Khary Crump, a defensive back, was sentenced to probation. He was one of seven Michigan State players charged in a skirmish that followed a loss at Michigan Stadium on Oct. 29.

Crump was the only Spartan facing a felony, but that charge was dismissed in an agreement to plead guilty to misdemeanors. His record will be scrubbed clean if he stays out of trouble while on probation.

“Unfortunately, an exchange of words (took place), I felt attacked and unfortunately I did what I did,” Crump said of the tunnel altercation involving Michigan’s Gemon Green. “I’m not proud of that. I’m looking forward to moving forward.”

Crump was suspended by coach Mel Tucker. In addition, the Big Ten has suspended him for eight games in 2023.

“I had difficulties trying to stomach my actions … on that fateful day, but it happened. I can’t take it back,” Crump told MLive.com after the court hearing. “Honestly, I’m just looking forward to wuppin’ some maize and blue in the future — on the football field, of course.”
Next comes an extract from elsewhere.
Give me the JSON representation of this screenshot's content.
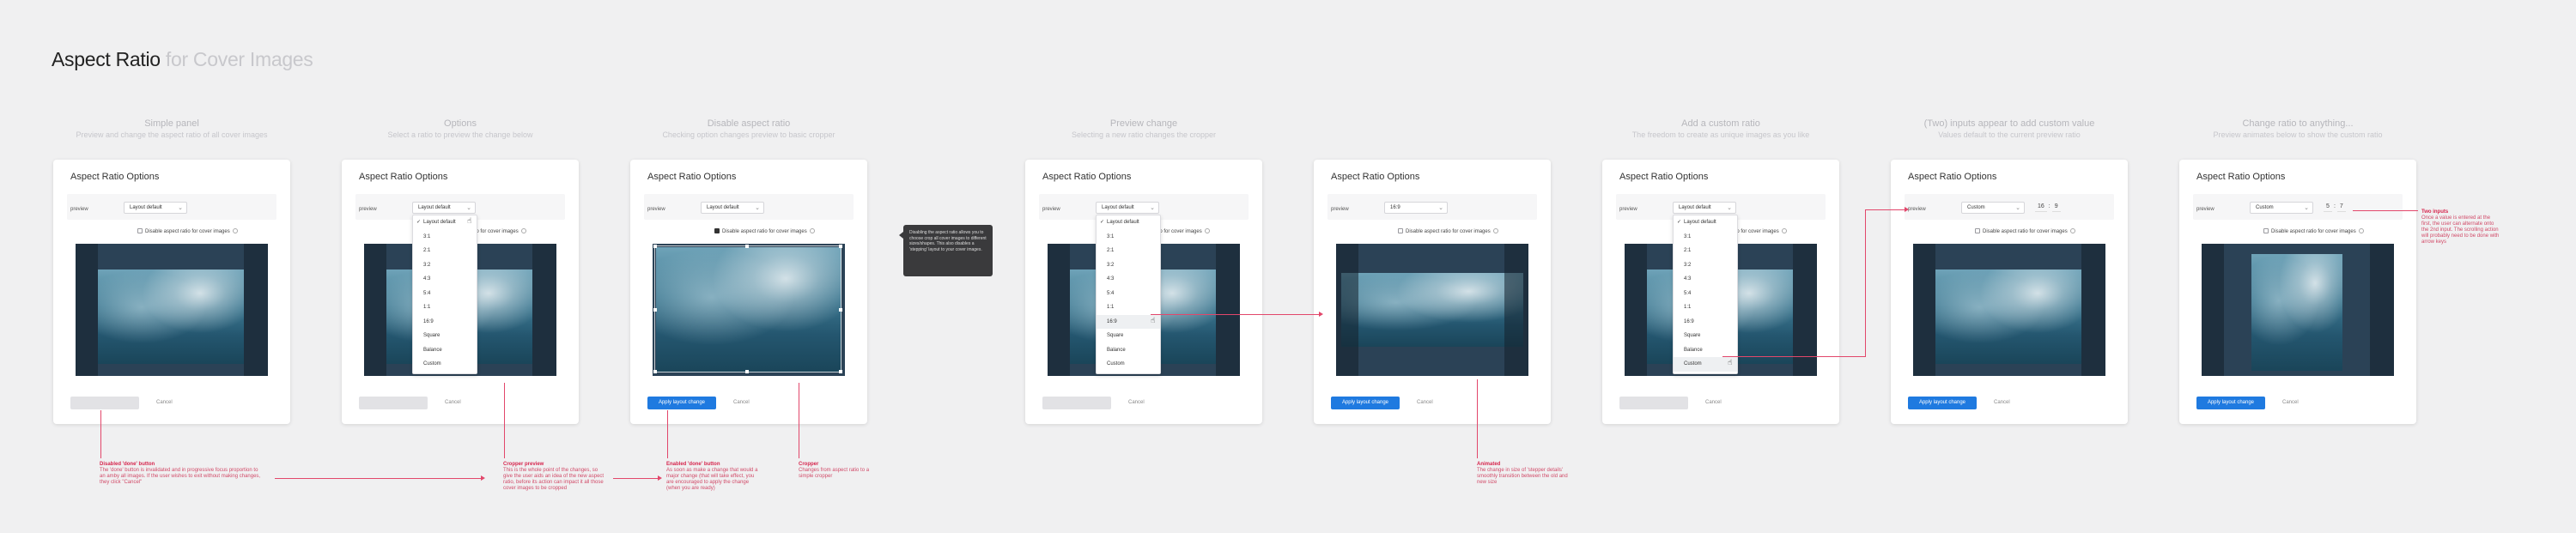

At least four other players charged with misdemeanors Will Likely have their cases dismissed in exchange for community service and other conditions. The cases against two others are pending.